Just two weeks after the documentary broadcast, the Peace Together compilation was released. “This album brings together the best of Irish and British musicians with the express aim of creating awareness through music of a common desire for peace.” All profits raised would go towards a trust fund with the aim of funding cross-community activities for young people. Given that it’s mainly indie acts covering a variety of well known tunes, the same audience that lapped up Ruby Trax: The NME’s Roaring Forty were expected to board this (peace) train. The album was preceded by the Be Still single, released on 19th anniversary of the Dublin and Monaghan bombings with vocals shared by Feargal Sharkey, Nanci Griffith, Peter Gabriel & Sinéad O’Connor. Collectively credited to Peace Together, there were two remixes commissioned – one by Robin Guthrie which appears on this CD as a bonus track while a 12 minute excursion courtesy of the Sabres Of Paradise is hidden away on the 12″ and CD formats. The original mix is pleasant enough although it gives off a *worthy* vibe; on the other hand the version sung by Liz Frazer is a groovy show-stealer, could nearly be a great lost Cocteau Twins’ number.
Ian Dury joins forces with Curve for an intense What A Waste which takes on a menacing air due to Toni’s vocals. It’s followed by Pop Will Eat Itself’s Games Without Frontiers, an industrial version with the vox buried in the mix. And then U2 with Lou Reed and an earnest Satellite Of Love. Next come Therapy? – appropriately – covering The Police’s Invisible Sun. “I actually wrote the song in Ireland, where I was living at the time. It was during the hunger strikes in Belfast. I wanted to write about that but I wanted to show some light at the end of the tunnel. I do think there has to be an ‘invisible sun’. You can’t always see it, but there has to be something radiating light into our lives.” (Sting) The original video was banned by the BBC. Far less effective is Peace In Our Time as interpreted by Carter USM, a rare cover misfire for them. The quality dips further with a turgid take on Andy White’s Religious Persuasion which is chiefly ruined by the presence of Billy Bragg and Sinéad O’Connor. The original 1985 single is fine, a refreshing strum.
The main draw for a lot of people was a new My Bloody Valentine song. A narcoleptic version of We Have All The Time In The World is like something from the end of the world; I have vivid memories of it playing out of a boombox at the Féile ’93 campsite, as the sun came up and last of the Fosters were being sunk. And then a quite lovely Bad Weather performed by the Young Disciples followed by Fatima Mansions doing a faithful rendition of Sandy Denny’s haunting John The Gun. Much prefer their straight covers.
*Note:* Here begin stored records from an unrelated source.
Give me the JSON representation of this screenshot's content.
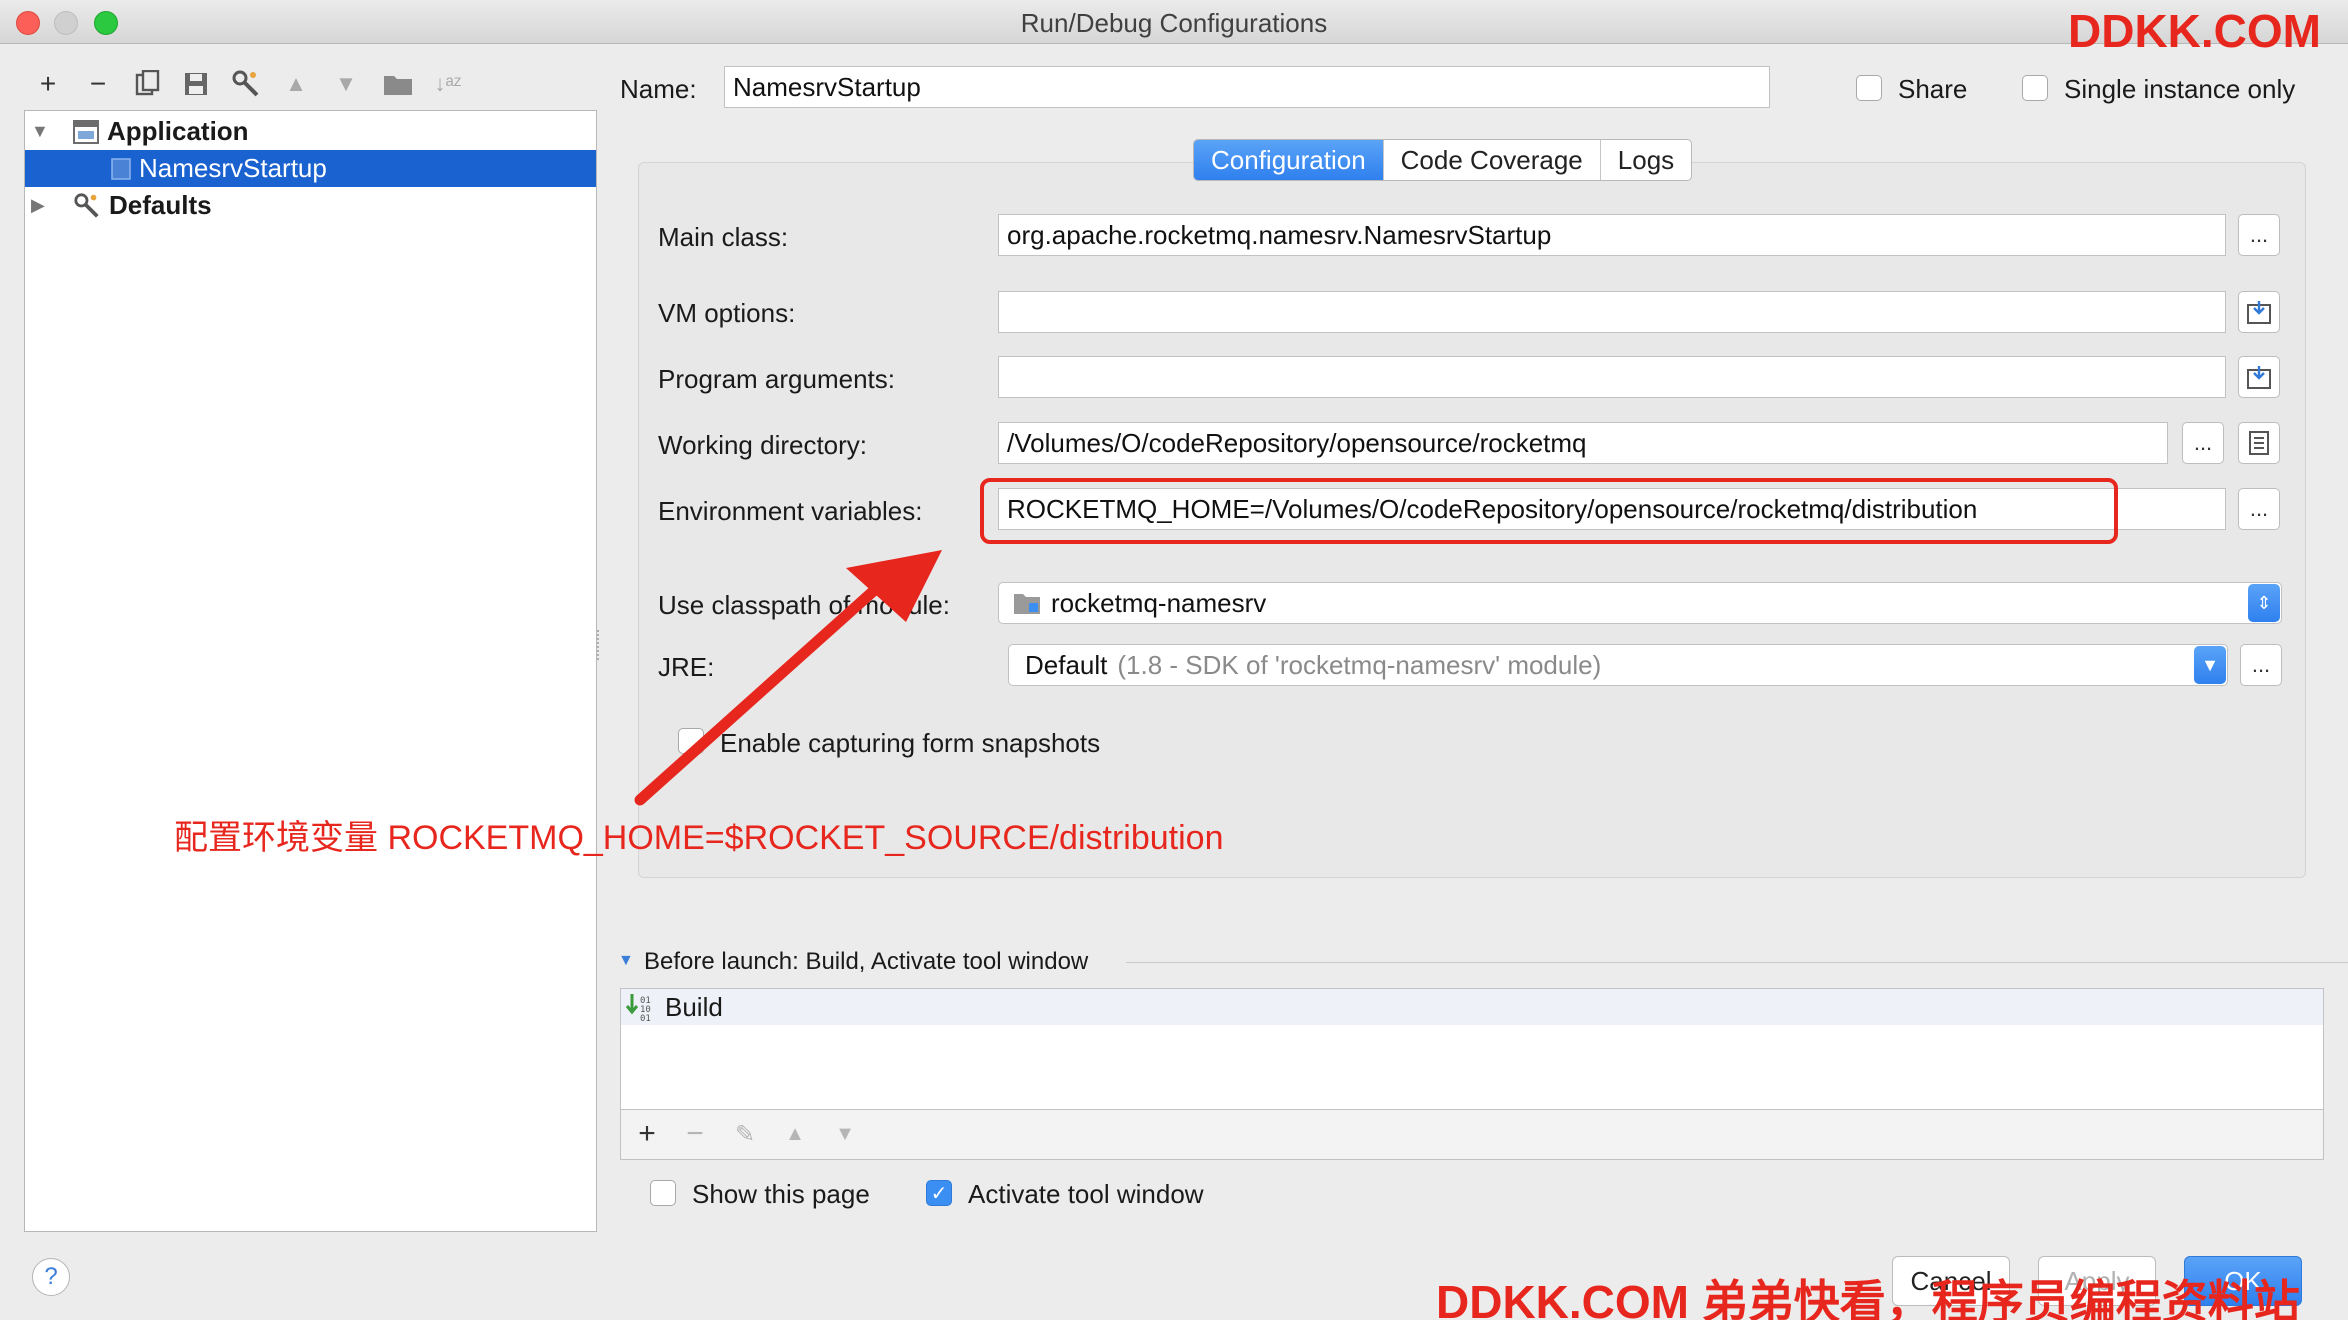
{
  "window": {
    "title": "Run/Debug Configurations"
  },
  "toolbar": {
    "icons": [
      "plus-icon",
      "minus-icon",
      "copy-icon",
      "save-icon",
      "wrench-icon",
      "arrow-up-icon",
      "arrow-down-icon",
      "folder-icon",
      "sort-az-icon"
    ]
  },
  "tree": {
    "items": [
      {
        "label": "Application"
      },
      {
        "label": "NamesrvStartup"
      },
      {
        "label": "Defaults"
      }
    ]
  },
  "header": {
    "name_label": "Name:",
    "name_value": "NamesrvStartup",
    "share_label": "Share",
    "single_label": "Single instance only"
  },
  "tabs": [
    {
      "label": "Configuration"
    },
    {
      "label": "Code Coverage"
    },
    {
      "label": "Logs"
    }
  ],
  "form": {
    "main_class_label": "Main class:",
    "main_class_value": "org.apache.rocketmq.namesrv.NamesrvStartup",
    "vm_label": "VM options:",
    "vm_value": "",
    "args_label": "Program arguments:",
    "args_value": "",
    "wd_label": "Working directory:",
    "wd_value": "/Volumes/O/codeRepository/opensource/rocketmq",
    "env_label": "Environment variables:",
    "env_value": "ROCKETMQ_HOME=/Volumes/O/codeRepository/opensource/rocketmq/distribution",
    "classpath_label": "Use classpath of module:",
    "classpath_value": "rocketmq-namesrv",
    "jre_label": "JRE:",
    "jre_value": "Default",
    "jre_detail": "(1.8 - SDK of 'rocketmq-namesrv' module)",
    "snapshots_label": "Enable capturing form snapshots",
    "ellipsis": "..."
  },
  "annotation": {
    "text": "配置环境变量 ROCKETMQ_HOME=$ROCKET_SOURCE/distribution",
    "color": "#e7261d"
  },
  "before_launch": {
    "title": "Before launch: Build, Activate tool window",
    "items": [
      {
        "label": "Build"
      }
    ]
  },
  "options": {
    "show_page_label": "Show this page",
    "activate_label": "Activate tool window"
  },
  "buttons": {
    "help": "?",
    "cancel": "Cancel",
    "apply": "Apply",
    "ok": "OK"
  },
  "watermark": {
    "top": "DDKK.COM",
    "bottom": "DDKK.COM 弟弟快看，程序员编程资料站"
  }
}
Elvis #2: Blur tackle Oliver’s Army but don’t quite pull it off. Too knockabout. Finally there’s When We Were Two Little Boys, a mawkish duet between Rolf Harris and Liam O’Maonlai which you’re unlikely to hear anywhere unless you fork out for this CD.
My Bloody Valentine – We Have All The Time In The World
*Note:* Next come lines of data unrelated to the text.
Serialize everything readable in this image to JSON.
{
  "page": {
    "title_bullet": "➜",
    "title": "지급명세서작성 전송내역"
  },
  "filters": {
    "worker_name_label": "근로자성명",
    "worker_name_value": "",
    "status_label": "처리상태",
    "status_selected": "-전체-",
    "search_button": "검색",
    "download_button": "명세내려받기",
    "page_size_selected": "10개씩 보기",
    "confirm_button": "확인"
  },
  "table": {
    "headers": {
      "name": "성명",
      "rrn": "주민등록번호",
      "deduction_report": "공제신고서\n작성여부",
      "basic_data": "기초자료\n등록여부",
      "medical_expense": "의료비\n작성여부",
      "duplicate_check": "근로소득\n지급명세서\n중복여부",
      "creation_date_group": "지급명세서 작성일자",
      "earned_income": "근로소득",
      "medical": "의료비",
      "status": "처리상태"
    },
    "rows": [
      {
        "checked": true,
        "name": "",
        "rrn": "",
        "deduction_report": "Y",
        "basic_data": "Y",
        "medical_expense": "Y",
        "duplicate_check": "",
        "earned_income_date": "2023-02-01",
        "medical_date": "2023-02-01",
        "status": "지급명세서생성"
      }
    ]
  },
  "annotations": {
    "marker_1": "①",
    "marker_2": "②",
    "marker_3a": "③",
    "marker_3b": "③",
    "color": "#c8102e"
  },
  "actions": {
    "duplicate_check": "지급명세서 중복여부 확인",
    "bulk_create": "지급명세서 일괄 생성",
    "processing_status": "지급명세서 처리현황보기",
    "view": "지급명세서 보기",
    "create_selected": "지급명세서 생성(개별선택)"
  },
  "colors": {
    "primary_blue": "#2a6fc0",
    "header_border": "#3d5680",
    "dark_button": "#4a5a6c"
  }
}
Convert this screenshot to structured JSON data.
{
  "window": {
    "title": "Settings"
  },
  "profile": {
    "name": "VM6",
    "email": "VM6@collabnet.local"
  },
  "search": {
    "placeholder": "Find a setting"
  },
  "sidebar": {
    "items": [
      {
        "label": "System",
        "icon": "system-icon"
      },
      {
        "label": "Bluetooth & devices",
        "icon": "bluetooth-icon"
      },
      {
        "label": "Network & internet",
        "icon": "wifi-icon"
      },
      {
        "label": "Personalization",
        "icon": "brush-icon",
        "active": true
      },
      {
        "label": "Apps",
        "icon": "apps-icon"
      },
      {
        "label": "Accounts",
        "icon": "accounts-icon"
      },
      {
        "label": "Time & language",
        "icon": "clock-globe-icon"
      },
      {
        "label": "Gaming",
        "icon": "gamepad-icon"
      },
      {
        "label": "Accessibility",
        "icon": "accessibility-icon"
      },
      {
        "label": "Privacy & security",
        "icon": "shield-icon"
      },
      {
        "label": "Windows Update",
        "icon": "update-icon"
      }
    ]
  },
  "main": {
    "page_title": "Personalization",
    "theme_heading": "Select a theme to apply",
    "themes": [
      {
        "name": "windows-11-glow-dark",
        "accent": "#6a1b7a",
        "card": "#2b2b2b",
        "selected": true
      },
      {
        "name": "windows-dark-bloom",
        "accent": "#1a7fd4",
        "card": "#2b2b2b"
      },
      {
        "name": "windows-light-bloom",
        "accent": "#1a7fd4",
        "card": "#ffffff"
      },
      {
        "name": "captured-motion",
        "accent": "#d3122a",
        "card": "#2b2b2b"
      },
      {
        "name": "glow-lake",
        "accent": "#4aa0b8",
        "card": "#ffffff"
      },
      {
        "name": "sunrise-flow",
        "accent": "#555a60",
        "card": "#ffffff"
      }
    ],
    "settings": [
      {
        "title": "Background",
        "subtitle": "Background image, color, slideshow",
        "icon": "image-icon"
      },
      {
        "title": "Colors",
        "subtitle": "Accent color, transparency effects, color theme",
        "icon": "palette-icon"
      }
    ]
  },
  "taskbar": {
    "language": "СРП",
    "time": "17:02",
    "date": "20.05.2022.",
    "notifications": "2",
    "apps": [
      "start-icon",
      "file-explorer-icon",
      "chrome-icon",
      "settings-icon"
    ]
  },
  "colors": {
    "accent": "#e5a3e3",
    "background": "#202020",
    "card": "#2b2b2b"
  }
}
Fatima Mansions – John The Gun
Lest we forget
Peace Together – Be Still (Robin Guthrie Remix)